* _Description of the task_:
Every line of the data, first to last, must be written out unchanged.

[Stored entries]
::::::::::

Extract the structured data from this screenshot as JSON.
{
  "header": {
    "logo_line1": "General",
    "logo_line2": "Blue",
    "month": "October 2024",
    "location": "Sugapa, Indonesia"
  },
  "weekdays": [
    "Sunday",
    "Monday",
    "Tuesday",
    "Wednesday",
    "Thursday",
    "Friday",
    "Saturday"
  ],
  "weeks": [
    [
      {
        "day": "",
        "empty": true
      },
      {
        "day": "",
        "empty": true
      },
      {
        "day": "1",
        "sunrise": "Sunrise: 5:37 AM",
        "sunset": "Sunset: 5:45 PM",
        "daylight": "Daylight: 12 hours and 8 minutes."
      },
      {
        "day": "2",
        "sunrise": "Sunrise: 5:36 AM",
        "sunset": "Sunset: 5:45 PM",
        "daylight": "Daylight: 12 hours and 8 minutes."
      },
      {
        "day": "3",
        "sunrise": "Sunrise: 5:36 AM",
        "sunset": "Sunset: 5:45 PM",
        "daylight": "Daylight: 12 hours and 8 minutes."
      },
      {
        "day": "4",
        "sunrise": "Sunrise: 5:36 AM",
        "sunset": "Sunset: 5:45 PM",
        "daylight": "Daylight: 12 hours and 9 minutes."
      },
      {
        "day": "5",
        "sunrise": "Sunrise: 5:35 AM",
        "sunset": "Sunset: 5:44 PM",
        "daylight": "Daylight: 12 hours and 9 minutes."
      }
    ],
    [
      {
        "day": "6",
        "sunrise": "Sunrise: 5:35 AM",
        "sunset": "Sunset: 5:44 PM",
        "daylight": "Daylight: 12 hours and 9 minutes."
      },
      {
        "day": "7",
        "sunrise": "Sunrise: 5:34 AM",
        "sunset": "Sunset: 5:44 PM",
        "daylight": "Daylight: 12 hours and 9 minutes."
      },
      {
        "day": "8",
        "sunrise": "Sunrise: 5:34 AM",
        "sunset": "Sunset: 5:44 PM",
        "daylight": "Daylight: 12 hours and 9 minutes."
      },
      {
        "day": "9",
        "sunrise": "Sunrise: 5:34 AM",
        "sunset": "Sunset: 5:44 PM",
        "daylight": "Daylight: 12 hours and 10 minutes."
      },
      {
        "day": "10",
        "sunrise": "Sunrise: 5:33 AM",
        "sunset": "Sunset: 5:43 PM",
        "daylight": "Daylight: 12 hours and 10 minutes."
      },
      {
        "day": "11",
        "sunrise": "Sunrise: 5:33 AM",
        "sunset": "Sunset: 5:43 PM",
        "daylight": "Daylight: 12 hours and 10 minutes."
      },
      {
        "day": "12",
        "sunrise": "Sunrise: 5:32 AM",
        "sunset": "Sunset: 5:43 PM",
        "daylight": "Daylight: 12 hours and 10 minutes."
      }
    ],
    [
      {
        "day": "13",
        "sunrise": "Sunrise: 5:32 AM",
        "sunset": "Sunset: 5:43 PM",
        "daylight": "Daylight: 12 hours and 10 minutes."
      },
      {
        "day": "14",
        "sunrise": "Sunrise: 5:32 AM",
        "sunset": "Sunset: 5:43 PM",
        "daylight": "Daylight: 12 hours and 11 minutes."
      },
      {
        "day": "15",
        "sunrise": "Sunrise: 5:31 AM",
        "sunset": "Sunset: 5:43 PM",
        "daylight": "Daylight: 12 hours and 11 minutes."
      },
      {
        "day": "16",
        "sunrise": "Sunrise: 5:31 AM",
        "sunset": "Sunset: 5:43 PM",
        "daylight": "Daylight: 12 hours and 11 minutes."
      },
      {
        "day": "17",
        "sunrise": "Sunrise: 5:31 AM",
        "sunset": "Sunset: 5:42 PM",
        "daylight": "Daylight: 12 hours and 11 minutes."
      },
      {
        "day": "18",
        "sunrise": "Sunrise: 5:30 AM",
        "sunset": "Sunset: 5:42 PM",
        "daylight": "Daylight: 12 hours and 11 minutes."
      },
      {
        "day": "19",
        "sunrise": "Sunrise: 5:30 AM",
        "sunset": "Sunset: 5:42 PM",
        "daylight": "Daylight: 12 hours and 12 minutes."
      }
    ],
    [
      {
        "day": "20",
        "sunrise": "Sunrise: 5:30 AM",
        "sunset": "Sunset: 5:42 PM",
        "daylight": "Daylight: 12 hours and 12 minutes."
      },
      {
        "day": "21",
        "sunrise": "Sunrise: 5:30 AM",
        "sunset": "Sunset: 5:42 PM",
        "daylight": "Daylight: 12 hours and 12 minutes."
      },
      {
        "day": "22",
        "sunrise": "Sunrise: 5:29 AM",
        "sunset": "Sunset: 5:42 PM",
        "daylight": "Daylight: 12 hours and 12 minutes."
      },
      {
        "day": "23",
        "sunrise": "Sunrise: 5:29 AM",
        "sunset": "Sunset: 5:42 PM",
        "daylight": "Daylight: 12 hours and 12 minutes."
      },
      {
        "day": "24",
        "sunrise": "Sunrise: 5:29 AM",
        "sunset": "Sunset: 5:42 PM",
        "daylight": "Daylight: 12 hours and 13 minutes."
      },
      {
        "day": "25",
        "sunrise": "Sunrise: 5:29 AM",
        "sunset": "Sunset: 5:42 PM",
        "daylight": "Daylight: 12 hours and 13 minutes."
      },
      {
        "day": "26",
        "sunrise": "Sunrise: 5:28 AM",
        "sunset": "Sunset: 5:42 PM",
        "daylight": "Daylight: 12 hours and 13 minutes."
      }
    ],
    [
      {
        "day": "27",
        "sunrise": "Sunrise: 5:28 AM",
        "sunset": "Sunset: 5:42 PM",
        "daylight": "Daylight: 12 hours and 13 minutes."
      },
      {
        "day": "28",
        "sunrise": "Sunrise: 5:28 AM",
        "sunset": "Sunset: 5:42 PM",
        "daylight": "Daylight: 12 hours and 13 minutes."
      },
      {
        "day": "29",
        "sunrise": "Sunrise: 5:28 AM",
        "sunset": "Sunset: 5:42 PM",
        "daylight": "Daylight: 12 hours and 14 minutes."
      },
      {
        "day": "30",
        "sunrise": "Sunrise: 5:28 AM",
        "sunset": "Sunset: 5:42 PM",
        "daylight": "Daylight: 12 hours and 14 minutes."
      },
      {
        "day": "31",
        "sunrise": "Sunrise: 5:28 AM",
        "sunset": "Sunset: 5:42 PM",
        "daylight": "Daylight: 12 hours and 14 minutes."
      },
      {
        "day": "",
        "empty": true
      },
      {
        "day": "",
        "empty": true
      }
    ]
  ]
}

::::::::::

* _Output_:
Extract the structured data from this screenshot as JSON.
{
  "header": {
    "logo_line1": "General",
    "logo_line2": "Blue",
    "month": "October 2024",
    "location": "Sugapa, Indonesia"
  },
  "weekdays": [
    "Sunday",
    "Monday",
    "Tuesday",
    "Wednesday",
    "Thursday",
    "Friday",
    "Saturday"
  ],
  "weeks": [
    [
      {
        "day": "",
        "empty": true
      },
      {
        "day": "",
        "empty": true
      },
      {
        "day": "1",
        "sunrise": "Sunrise: 5:37 AM",
        "sunset": "Sunset: 5:45 PM",
        "daylight": "Daylight: 12 hours and 8 minutes."
      },
      {
        "day": "2",
        "sunrise": "Sunrise: 5:36 AM",
        "sunset": "Sunset: 5:45 PM",
        "daylight": "Daylight: 12 hours and 8 minutes."
      },
      {
        "day": "3",
        "sunrise": "Sunrise: 5:36 AM",
        "sunset": "Sunset: 5:45 PM",
        "daylight": "Daylight: 12 hours and 8 minutes."
      },
      {
        "day": "4",
        "sunrise": "Sunrise: 5:36 AM",
        "sunset": "Sunset: 5:45 PM",
        "daylight": "Daylight: 12 hours and 9 minutes."
      },
      {
        "day": "5",
        "sunrise": "Sunrise: 5:35 AM",
        "sunset": "Sunset: 5:44 PM",
        "daylight": "Daylight: 12 hours and 9 minutes."
      }
    ],
    [
      {
        "day": "6",
        "sunrise": "Sunrise: 5:35 AM",
        "sunset": "Sunset: 5:44 PM",
        "daylight": "Daylight: 12 hours and 9 minutes."
      },
      {
        "day": "7",
        "sunrise": "Sunrise: 5:34 AM",
        "sunset": "Sunset: 5:44 PM",
        "daylight": "Daylight: 12 hours and 9 minutes."
      },
      {
        "day": "8",
        "sunrise": "Sunrise: 5:34 AM",
        "sunset": "Sunset: 5:44 PM",
        "daylight": "Daylight: 12 hours and 9 minutes."
      },
      {
        "day": "9",
        "sunrise": "Sunrise: 5:34 AM",
        "sunset": "Sunset: 5:44 PM",
        "daylight": "Daylight: 12 hours and 10 minutes."
      },
      {
        "day": "10",
        "sunrise": "Sunrise: 5:33 AM",
        "sunset": "Sunset: 5:43 PM",
        "daylight": "Daylight: 12 hours and 10 minutes."
      },
      {
        "day": "11",
        "sunrise": "Sunrise: 5:33 AM",
        "sunset": "Sunset: 5:43 PM",
        "daylight": "Daylight: 12 hours and 10 minutes."
      },
      {
        "day": "12",
        "sunrise": "Sunrise: 5:32 AM",
        "sunset": "Sunset: 5:43 PM",
        "daylight": "Daylight: 12 hours and 10 minutes."
      }
    ],
    [
      {
        "day": "13",
        "sunrise": "Sunrise: 5:32 AM",
        "sunset": "Sunset: 5:43 PM",
        "daylight": "Daylight: 12 hours and 10 minutes."
      },
      {
        "day": "14",
        "sunrise": "Sunrise: 5:32 AM",
        "sunset": "Sunset: 5:43 PM",
        "daylight": "Daylight: 12 hours and 11 minutes."
      },
      {
        "day": "15",
        "sunrise": "Sunrise: 5:31 AM",
        "sunset": "Sunset: 5:43 PM",
        "daylight": "Daylight: 12 hours and 11 minutes."
      },
      {
        "day": "16",
        "sunrise": "Sunrise: 5:31 AM",
        "sunset": "Sunset: 5:43 PM",
        "daylight": "Daylight: 12 hours and 11 minutes."
      },
      {
        "day": "17",
        "sunrise": "Sunrise: 5:31 AM",
        "sunset": "Sunset: 5:42 PM",
        "daylight": "Daylight: 12 hours and 11 minutes."
      },
      {
        "day": "18",
        "sunrise": "Sunrise: 5:30 AM",
        "sunset": "Sunset: 5:42 PM",
        "daylight": "Daylight: 12 hours and 11 minutes."
      },
      {
        "day": "19",
        "sunrise": "Sunrise: 5:30 AM",
        "sunset": "Sunset: 5:42 PM",
        "daylight": "Daylight: 12 hours and 12 minutes."
      }
    ],
    [
      {
        "day": "20",
        "sunrise": "Sunrise: 5:30 AM",
        "sunset": "Sunset: 5:42 PM",
        "daylight": "Daylight: 12 hours and 12 minutes."
      },
      {
        "day": "21",
        "sunrise": "Sunrise: 5:30 AM",
        "sunset": "Sunset: 5:42 PM",
        "daylight": "Daylight: 12 hours and 12 minutes."
      },
      {
        "day": "22",
        "sunrise": "Sunrise: 5:29 AM",
        "sunset": "Sunset: 5:42 PM",
        "daylight": "Daylight: 12 hours and 12 minutes."
      },
      {
        "day": "23",
        "sunrise": "Sunrise: 5:29 AM",
        "sunset": "Sunset: 5:42 PM",
        "daylight": "Daylight: 12 hours and 12 minutes."
      },
      {
        "day": "24",
        "sunrise": "Sunrise: 5:29 AM",
        "sunset": "Sunset: 5:42 PM",
        "daylight": "Daylight: 12 hours and 13 minutes."
      },
      {
        "day": "25",
        "sunrise": "Sunrise: 5:29 AM",
        "sunset": "Sunset: 5:42 PM",
        "daylight": "Daylight: 12 hours and 13 minutes."
      },
      {
        "day": "26",
        "sunrise": "Sunrise: 5:28 AM",
        "sunset": "Sunset: 5:42 PM",
        "daylight": "Daylight: 12 hours and 13 minutes."
      }
    ],
    [
      {
        "day": "27",
        "sunrise": "Sunrise: 5:28 AM",
        "sunset": "Sunset: 5:42 PM",
        "daylight": "Daylight: 12 hours and 13 minutes."
      },
      {
        "day": "28",
        "sunrise": "Sunrise: 5:28 AM",
        "sunset": "Sunset: 5:42 PM",
        "daylight": "Daylight: 12 hours and 13 minutes."
      },
      {
        "day": "29",
        "sunrise": "Sunrise: 5:28 AM",
        "sunset": "Sunset: 5:42 PM",
        "daylight": "Daylight: 12 hours and 14 minutes."
      },
      {
        "day": "30",
        "sunrise": "Sunrise: 5:28 AM",
        "sunset": "Sunset: 5:42 PM",
        "daylight": "Daylight: 12 hours and 14 minutes."
      },
      {
        "day": "31",
        "sunrise": "Sunrise: 5:28 AM",
        "sunset": "Sunset: 5:42 PM",
        "daylight": "Daylight: 12 hours and 14 minutes."
      },
      {
        "day": "",
        "empty": true
      },
      {
        "day": "",
        "empty": true
      }
    ]
  ]
}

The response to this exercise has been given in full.